Illustrative: The Westchester Reform Temple, in New York. (Google Maps)

The bomb threats targeting synagogues have, in many cases, led to congregations being evacuated in the middle of prayer services so that police can conduct a sweep of the building. In addition, the threats included in the complaint resulted in thousands of schoolchildren evacuating their schools; a lockdown of a hospital; and flight delays, according to the FBI.

The FBI and antisemitism watchdogs did not immediately respond to questions about whether additional people might have been responsible for the recent wave of bomb threats. The threats in the complaint were made to institutions in New York, Pennsylvania, Connecticut, Arizona, and Alaska, according to the FBI, but evacuations were reported in several other states including several in New Jersey on Rosh Hashanah.

The complaint includes an example of a complaint received by a synagogue in Westchester County, New York, on September 17, the second day of the holiday. “I placed multiple bombs inside the Jewish Center,” the threat said. “The bombs I placed in the building will blow up in a few hours. Many people will lay in a pool of blood.”

At the time, the Westchester Jewish Council’s security committee emailed synagogues in the county saying that local police and the council’s own security official had investigated the email and others received in the area that day and deemed them non-credible. The committee emphasized that all threats needed to be investigated, a warning that came after months of recurring fake threats.

Using data tied to the emails, and by investigating the included phone numbers, law enforcement agents were able to trace the emailed threats to Nunez Santos, who works as a web developer.

The five charges that Nunez Santos faces, if he is convicted, carry the potential of significant prison time. The charges of conveying hoaxes and communicating threats across state lines carry maximum sentences of five years in prison. The charges related to child pornography and exploitation carry much harsher penalties.

“Not only did Santos allegedly email hundreds of hoax bomb threats terrorizing schools, hospitals, and houses of worship, he also perversely tried to sextort innocent teenage girls. His actions wasted limited law enforcement resources, put first responders in unnecessary danger, and victimized children,” the FBI’s assistant director in charge, James Smith, said in a statement. “The FBI will not tolerate anyone who seeks to induce fear in our communities, and we will do whatever it takes to put the perpetrators of such actions behind bars, regardless of their location.”
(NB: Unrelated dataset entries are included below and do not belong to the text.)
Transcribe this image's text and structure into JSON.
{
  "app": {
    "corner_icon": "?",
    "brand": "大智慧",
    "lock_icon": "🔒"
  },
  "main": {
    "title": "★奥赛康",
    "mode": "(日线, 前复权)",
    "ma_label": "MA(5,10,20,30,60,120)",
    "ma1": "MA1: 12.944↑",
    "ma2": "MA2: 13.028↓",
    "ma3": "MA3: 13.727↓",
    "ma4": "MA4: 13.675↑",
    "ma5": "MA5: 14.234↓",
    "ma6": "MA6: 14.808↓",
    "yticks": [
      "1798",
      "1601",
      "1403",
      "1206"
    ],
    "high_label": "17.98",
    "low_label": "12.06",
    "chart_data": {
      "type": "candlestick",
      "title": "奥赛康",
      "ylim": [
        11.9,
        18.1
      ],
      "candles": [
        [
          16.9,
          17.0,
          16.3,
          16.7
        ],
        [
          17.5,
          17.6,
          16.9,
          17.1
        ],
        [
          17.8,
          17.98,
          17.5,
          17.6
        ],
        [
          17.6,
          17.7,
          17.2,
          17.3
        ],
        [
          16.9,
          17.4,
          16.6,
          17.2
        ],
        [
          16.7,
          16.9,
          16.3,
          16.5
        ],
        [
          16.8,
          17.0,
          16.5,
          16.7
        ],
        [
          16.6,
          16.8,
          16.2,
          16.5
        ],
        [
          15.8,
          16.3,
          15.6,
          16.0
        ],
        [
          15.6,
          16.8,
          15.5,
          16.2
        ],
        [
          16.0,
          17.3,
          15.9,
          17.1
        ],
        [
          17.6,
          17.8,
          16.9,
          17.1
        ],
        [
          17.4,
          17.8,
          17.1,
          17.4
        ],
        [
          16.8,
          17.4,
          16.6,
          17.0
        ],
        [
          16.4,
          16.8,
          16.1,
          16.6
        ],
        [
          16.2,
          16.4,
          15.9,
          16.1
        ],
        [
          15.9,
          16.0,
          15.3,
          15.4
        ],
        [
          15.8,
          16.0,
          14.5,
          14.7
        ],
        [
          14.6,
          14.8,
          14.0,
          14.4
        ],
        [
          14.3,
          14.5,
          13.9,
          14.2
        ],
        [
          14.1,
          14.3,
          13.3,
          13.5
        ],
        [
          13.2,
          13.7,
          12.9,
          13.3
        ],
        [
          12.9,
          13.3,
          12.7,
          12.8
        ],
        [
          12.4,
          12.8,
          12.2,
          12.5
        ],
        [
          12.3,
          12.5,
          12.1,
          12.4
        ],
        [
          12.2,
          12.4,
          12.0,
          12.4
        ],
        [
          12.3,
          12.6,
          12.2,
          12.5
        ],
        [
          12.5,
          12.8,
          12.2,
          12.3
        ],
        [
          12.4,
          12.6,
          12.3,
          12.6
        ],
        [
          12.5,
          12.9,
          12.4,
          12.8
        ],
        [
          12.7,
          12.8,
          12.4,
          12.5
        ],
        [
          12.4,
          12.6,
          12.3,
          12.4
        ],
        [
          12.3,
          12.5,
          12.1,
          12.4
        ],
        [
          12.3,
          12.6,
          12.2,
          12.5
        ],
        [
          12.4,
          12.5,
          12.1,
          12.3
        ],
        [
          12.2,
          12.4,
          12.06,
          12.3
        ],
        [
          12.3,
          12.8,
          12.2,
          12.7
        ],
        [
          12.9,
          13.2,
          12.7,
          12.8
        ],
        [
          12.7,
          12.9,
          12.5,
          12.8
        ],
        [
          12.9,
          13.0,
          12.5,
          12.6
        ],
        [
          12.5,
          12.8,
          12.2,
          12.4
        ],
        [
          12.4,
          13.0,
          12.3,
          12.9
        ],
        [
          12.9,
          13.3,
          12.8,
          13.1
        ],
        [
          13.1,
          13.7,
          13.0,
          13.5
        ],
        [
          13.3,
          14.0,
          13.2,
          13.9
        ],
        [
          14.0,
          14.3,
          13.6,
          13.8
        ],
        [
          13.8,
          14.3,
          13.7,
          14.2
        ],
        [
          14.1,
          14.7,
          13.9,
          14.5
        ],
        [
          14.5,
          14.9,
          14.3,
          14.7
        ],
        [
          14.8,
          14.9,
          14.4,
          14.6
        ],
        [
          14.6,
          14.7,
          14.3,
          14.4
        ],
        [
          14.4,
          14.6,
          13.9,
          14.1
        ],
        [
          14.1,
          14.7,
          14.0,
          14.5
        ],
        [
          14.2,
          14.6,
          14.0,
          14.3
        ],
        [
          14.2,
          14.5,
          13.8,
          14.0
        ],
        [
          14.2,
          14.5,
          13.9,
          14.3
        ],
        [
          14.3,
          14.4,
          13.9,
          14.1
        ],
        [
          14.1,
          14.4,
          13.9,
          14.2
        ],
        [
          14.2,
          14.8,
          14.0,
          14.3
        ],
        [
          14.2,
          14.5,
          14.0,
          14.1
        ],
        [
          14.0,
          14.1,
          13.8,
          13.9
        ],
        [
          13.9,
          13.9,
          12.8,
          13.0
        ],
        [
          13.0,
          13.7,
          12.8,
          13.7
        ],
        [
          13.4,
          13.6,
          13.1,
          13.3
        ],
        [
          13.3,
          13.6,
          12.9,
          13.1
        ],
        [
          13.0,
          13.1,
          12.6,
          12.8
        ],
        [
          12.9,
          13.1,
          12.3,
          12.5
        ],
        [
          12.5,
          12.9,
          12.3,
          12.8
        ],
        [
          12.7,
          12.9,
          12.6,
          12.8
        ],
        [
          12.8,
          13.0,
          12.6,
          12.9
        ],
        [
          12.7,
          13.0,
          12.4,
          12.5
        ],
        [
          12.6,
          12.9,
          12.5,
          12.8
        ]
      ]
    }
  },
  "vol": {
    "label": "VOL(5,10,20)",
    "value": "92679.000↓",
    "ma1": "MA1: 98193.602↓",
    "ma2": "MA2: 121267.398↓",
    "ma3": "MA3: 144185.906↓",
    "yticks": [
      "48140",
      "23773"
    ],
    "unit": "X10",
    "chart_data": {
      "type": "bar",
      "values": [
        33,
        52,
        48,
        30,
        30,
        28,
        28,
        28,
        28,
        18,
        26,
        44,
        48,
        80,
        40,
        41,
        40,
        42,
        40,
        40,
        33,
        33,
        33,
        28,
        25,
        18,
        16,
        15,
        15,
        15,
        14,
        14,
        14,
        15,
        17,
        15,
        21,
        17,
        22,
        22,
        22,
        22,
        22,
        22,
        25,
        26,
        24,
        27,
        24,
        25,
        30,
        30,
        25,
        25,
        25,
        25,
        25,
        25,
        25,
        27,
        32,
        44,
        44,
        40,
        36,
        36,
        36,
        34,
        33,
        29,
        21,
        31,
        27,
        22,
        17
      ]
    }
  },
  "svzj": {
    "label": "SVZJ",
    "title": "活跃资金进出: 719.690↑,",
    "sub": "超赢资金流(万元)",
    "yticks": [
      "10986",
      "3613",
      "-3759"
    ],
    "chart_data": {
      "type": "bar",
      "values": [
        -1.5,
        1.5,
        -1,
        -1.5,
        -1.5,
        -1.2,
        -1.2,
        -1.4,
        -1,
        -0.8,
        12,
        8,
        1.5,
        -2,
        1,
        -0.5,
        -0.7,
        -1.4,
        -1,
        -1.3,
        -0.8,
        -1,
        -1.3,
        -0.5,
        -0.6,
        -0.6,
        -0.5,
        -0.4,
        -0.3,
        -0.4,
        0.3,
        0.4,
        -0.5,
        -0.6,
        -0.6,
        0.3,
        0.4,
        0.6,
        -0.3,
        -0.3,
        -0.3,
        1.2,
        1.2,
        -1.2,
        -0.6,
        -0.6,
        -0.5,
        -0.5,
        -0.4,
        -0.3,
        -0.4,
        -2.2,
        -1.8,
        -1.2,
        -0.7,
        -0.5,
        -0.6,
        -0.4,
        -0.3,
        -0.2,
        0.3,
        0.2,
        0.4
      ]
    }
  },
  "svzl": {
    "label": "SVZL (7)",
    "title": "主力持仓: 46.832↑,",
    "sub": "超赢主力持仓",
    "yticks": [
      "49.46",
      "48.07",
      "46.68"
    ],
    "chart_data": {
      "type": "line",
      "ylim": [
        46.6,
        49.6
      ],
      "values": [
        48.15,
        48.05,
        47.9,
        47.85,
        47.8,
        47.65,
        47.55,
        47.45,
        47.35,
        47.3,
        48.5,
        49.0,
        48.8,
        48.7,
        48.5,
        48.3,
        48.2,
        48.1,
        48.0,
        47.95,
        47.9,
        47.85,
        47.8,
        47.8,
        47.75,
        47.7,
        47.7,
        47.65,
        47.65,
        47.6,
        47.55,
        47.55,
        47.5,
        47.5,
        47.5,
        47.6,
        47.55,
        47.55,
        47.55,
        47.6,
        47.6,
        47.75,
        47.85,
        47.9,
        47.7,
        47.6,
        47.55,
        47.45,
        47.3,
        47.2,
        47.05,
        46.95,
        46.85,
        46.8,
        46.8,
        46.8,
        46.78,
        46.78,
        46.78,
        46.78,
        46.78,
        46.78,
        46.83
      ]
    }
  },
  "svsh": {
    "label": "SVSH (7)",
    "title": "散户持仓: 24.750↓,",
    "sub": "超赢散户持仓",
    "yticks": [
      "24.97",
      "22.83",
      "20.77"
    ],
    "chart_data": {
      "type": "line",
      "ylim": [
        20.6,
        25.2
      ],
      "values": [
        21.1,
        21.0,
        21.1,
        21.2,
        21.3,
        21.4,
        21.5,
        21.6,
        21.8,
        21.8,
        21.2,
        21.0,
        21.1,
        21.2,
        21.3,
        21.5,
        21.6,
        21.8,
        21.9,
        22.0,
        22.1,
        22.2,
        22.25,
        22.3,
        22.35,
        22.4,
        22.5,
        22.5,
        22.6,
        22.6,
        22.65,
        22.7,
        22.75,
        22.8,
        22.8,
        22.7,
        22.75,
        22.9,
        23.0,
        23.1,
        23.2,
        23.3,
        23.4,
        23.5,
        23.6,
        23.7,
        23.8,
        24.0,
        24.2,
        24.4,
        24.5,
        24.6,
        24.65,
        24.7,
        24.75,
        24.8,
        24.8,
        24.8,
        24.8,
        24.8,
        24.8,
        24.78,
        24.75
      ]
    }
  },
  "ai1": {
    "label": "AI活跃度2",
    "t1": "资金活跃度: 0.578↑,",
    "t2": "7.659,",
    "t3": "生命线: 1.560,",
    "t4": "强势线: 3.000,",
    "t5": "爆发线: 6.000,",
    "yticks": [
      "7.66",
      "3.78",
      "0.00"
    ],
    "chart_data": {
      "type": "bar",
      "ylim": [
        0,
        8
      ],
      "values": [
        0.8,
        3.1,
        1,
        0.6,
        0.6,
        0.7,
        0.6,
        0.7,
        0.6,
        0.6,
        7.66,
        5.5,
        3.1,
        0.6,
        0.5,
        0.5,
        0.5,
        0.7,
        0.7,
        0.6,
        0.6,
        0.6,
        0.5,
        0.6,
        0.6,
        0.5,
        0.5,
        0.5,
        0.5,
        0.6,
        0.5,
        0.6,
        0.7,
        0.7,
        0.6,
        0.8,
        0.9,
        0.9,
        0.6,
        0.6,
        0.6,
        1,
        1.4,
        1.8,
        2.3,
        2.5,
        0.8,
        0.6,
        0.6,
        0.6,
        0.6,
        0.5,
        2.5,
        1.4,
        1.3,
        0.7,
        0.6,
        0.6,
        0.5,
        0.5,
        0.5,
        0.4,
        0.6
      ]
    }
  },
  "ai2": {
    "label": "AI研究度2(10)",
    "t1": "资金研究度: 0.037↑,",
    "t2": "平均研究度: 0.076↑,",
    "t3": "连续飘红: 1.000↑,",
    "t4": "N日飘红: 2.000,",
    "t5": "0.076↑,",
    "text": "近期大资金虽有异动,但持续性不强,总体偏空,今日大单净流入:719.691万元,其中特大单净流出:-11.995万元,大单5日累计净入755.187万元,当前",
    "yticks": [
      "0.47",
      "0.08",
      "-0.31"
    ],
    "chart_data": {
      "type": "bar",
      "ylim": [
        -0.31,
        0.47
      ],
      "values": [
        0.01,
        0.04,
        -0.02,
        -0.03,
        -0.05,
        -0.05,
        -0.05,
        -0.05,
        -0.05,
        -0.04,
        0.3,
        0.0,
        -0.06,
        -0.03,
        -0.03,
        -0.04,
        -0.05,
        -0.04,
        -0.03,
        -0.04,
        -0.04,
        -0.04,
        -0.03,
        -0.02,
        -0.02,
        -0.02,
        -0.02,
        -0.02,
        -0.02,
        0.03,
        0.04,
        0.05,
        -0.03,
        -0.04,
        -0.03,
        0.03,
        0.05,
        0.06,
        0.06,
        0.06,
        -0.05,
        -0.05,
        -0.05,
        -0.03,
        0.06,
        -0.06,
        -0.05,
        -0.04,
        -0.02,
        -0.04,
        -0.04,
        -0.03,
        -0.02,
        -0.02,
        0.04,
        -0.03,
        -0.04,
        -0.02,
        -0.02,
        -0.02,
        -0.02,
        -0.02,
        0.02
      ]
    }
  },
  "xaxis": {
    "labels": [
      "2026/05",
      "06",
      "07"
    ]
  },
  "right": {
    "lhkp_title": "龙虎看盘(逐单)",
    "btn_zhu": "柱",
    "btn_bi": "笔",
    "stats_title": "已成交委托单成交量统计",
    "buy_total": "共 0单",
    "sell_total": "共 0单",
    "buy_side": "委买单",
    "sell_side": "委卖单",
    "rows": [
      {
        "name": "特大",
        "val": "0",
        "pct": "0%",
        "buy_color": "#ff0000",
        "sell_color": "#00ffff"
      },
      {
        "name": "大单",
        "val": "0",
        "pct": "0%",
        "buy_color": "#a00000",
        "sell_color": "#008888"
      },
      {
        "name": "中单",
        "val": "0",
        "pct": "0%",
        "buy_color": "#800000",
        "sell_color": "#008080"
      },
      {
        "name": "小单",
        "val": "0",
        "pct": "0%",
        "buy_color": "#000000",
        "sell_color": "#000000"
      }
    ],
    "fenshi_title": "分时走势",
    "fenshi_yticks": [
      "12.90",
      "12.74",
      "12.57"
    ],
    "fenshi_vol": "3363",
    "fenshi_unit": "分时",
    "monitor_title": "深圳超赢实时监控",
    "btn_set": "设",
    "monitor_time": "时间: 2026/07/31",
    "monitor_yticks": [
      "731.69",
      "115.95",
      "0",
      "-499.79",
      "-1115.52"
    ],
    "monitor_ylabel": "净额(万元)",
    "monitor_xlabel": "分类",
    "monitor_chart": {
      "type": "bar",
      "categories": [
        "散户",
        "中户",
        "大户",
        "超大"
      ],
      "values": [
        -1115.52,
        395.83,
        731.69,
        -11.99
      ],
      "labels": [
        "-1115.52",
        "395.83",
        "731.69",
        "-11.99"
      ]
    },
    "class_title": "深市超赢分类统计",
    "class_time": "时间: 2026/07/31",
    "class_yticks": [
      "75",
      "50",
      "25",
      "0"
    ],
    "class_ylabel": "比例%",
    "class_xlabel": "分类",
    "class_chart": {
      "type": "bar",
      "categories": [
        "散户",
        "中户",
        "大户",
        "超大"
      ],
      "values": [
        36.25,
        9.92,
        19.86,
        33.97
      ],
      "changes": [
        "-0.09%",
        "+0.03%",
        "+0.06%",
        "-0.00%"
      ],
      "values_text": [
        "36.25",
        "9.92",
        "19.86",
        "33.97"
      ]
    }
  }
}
This is not the first time false bomb threats have been called into a series of Jewish institutions. More than 100 such threats were called into Jewish community centers in the early months of 2017 — most of which, it was later discovered, came from a teen in Israel. In 2020, dozens of JCCs received a separate series of emailed bomb threats.